I came across a thought somewhere: PWS often lack self-awareness, in the sense that they are acutely aware of the other (the audience reaction, real, imagined or feared) but no awareness of what is going on in their own bodies (throat, chest, mouth, face etc) or in their own minds (expectations of failing, fear, biases, embarrassment, shame, anger etc..).
Well, this is true also of so many of humanity too. We all are good at telling others what is wrong with them, but rarely have insights into our own true strengths and weaknesses. But may be it is more often a fact with CWS and PWS. Many children dont really know what all truly comes under the definition of stammering. Here is a list from David Ward, in a book titled ‘Stuttering and Cluttering’. Hetal Vin had very kindly passed it on to me. This list, I found was quite exhaustive and enlightening for me as a PWS at 50!
1. Hesitation (of one second or longer).
2 Interjection (such as “um” and “er”).
3 Phrase/sentence revision (where a speaker goes back to rephrase the
sentence or phrase).
4 Unfinished word.
5 Phrase/sentence repetition.
6 Word repetition.
7 Part-word repetition (which can be either sound, syllable or multisyllabic
8 Prolongations (the unnatural stretching of a sound).
9 Block (a cessation of sound, which can either be momentary or lasting,
arising from an occlusion in the vocal tract which is either at an
inappropriate location; at an appropriate location, but mistimed; or
both). Blocks are usually accompanied by increased localized tension.
10 Other (amongst other possibilities, this may include inappropriate

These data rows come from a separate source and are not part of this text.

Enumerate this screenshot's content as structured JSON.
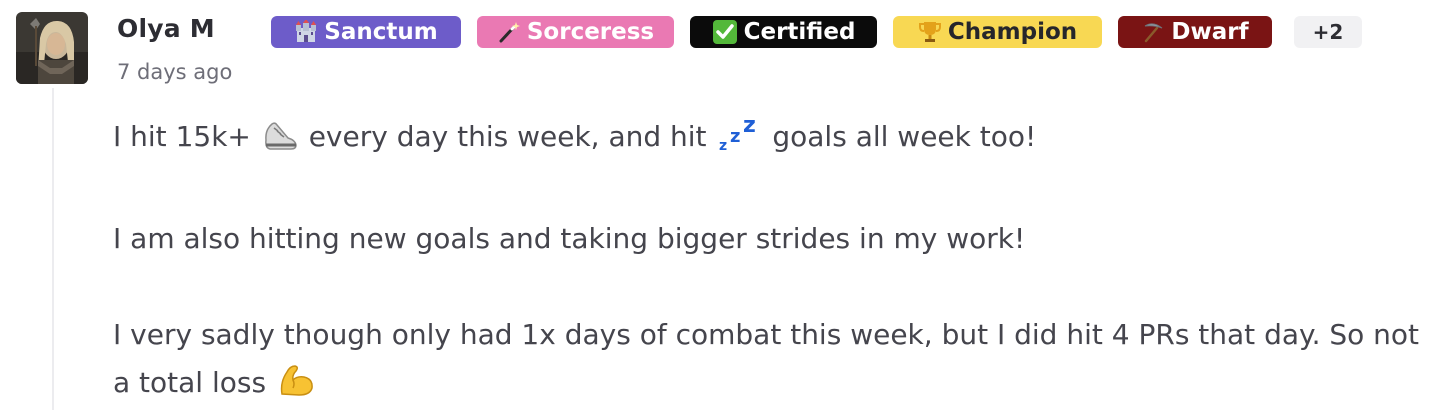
{
  "post": {
    "author": "Olya M",
    "timestamp": "7 days ago",
    "avatar_icon": "warrior-avatar",
    "badges": [
      {
        "label": "Sanctum",
        "icon": "castle-icon",
        "color": "#6d5cc9"
      },
      {
        "label": "Sorceress",
        "icon": "magic-wand-icon",
        "color": "#ea79b3"
      },
      {
        "label": "Certified",
        "icon": "check-icon",
        "color": "#0b0b0b"
      },
      {
        "label": "Champion",
        "icon": "trophy-icon",
        "color": "#f8d853"
      },
      {
        "label": "Dwarf",
        "icon": "pickaxe-icon",
        "color": "#7a1414"
      }
    ],
    "more_badges": "+2",
    "paragraph1": {
      "part1": "I hit 15k+",
      "emoji1": "sneaker-icon",
      "part2": "every day this week, and hit",
      "emoji2": "sleep-zzz-icon",
      "part3": "goals all week too!"
    },
    "paragraph2": "I am also hitting new goals and taking bigger strides in my work!",
    "paragraph3": {
      "text": "I very sadly though only had 1x days of combat this week, but I did hit 4 PRs that day. So not a total loss",
      "emoji": "flexed-biceps-icon"
    }
  }
}
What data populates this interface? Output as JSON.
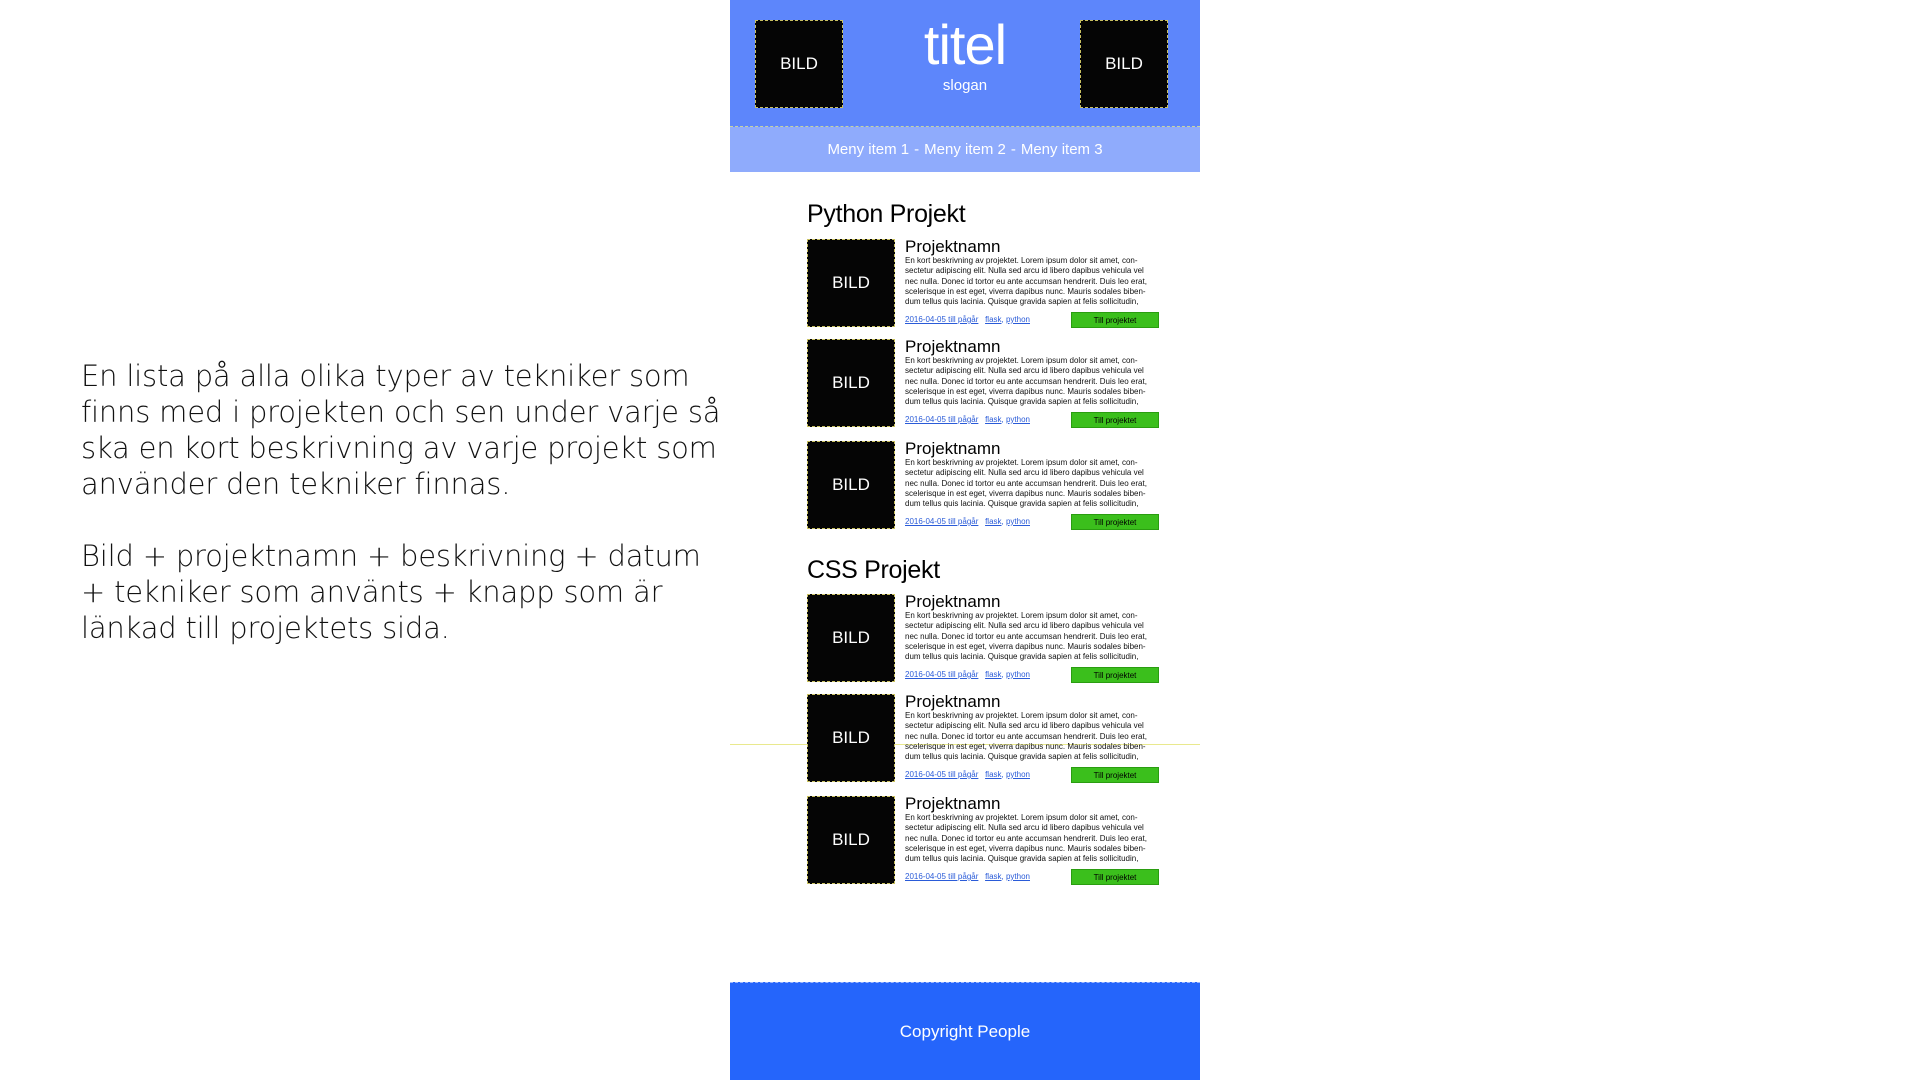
{
  "annotation": {
    "paragraph_1": "En lista på alla olika typer av tekniker som finns med i projekten och sen under varje så ska en kort beskrivning av varje projekt som använder den tekniker finnas.",
    "paragraph_2": "Bild + projektnamn + beskrivning + datum + tekniker som använts + knapp som är länkad till projektets sida."
  },
  "header": {
    "left_image": "BILD",
    "right_image": "BILD",
    "title": "titel",
    "slogan": "slogan",
    "background": "#5d86fb"
  },
  "menu": {
    "items": [
      "Meny item 1",
      "Meny item 2",
      "Meny item 3"
    ],
    "separator": "-",
    "background": "#8fabfc"
  },
  "sections": [
    {
      "title": "Python Projekt",
      "projects": [
        {
          "image": "BILD",
          "name": "Projektnamn",
          "description": "En kort beskrivning av projektet. Lorem ipsum dolor sit amet, con-\nsectetur adipiscing elit. Nulla sed arcu id libero dapibus vehicula vel\nnec nulla. Donec id tortor eu ante accumsan hendrerit. Duis leo erat,\nscelerisque in est eget, viverra dapibus nunc. Mauris sodales biben-\ndum tellus quis lacinia. Quisque gravida sapien at felis sollicitudin,",
          "date": "2016-04-05 till pågår",
          "tech_1": "flask",
          "tech_2": "python",
          "button": "Till projektet"
        },
        {
          "image": "BILD",
          "name": "Projektnamn",
          "description": "En kort beskrivning av projektet. Lorem ipsum dolor sit amet, con-\nsectetur adipiscing elit. Nulla sed arcu id libero dapibus vehicula vel\nnec nulla. Donec id tortor eu ante accumsan hendrerit. Duis leo erat,\nscelerisque in est eget, viverra dapibus nunc. Mauris sodales biben-\ndum tellus quis lacinia. Quisque gravida sapien at felis sollicitudin,",
          "date": "2016-04-05 till pågår",
          "tech_1": "flask",
          "tech_2": "python",
          "button": "Till projektet"
        },
        {
          "image": "BILD",
          "name": "Projektnamn",
          "description": "En kort beskrivning av projektet. Lorem ipsum dolor sit amet, con-\nsectetur adipiscing elit. Nulla sed arcu id libero dapibus vehicula vel\nnec nulla. Donec id tortor eu ante accumsan hendrerit. Duis leo erat,\nscelerisque in est eget, viverra dapibus nunc. Mauris sodales biben-\ndum tellus quis lacinia. Quisque gravida sapien at felis sollicitudin,",
          "date": "2016-04-05 till pågår",
          "tech_1": "flask",
          "tech_2": "python",
          "button": "Till projektet"
        }
      ]
    },
    {
      "title": "CSS Projekt",
      "projects": [
        {
          "image": "BILD",
          "name": "Projektnamn",
          "description": "En kort beskrivning av projektet. Lorem ipsum dolor sit amet, con-\nsectetur adipiscing elit. Nulla sed arcu id libero dapibus vehicula vel\nnec nulla. Donec id tortor eu ante accumsan hendrerit. Duis leo erat,\nscelerisque in est eget, viverra dapibus nunc. Mauris sodales biben-\ndum tellus quis lacinia. Quisque gravida sapien at felis sollicitudin,",
          "date": "2016-04-05 till pågår",
          "tech_1": "flask",
          "tech_2": "python",
          "button": "Till projektet"
        },
        {
          "image": "BILD",
          "name": "Projektnamn",
          "description": "En kort beskrivning av projektet. Lorem ipsum dolor sit amet, con-\nsectetur adipiscing elit. Nulla sed arcu id libero dapibus vehicula vel\nnec nulla. Donec id tortor eu ante accumsan hendrerit. Duis leo erat,\nscelerisque in est eget, viverra dapibus nunc. Mauris sodales biben-\ndum tellus quis lacinia. Quisque gravida sapien at felis sollicitudin,",
          "date": "2016-04-05 till pågår",
          "tech_1": "flask",
          "tech_2": "python",
          "button": "Till projektet"
        },
        {
          "image": "BILD",
          "name": "Projektnamn",
          "description": "En kort beskrivning av projektet. Lorem ipsum dolor sit amet, con-\nsectetur adipiscing elit. Nulla sed arcu id libero dapibus vehicula vel\nnec nulla. Donec id tortor eu ante accumsan hendrerit. Duis leo erat,\nscelerisque in est eget, viverra dapibus nunc. Mauris sodales biben-\ndum tellus quis lacinia. Quisque gravida sapien at felis sollicitudin,",
          "date": "2016-04-05 till pågår",
          "tech_1": "flask",
          "tech_2": "python",
          "button": "Till projektet"
        }
      ]
    }
  ],
  "footer": {
    "text": "Copyright People",
    "background": "#2565fb"
  },
  "colors": {
    "button": "#3bbf1c",
    "link": "#2a5bd8"
  }
}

But obviously almost all the categories above could also be found in normal speech- as normal disfluencies; Except blocking. So what indicates the difference between normal and abnormal fluency if there is such an overlap?
First, the severity of each moment of disfluency will be a factor. A person
producing a single repetition of a single syllable word ten times in five minutes
of talking, is unlikely to be considered as stuttering; on the other hand,
a person repeating the same word eight times will likely to be perceived
as having a speech problem, even if such an event occurs only twice in a
five-minute speech sample… and so on..
In next few posts, I will excerpt some therapy ideas too form this book. Keep checking it out.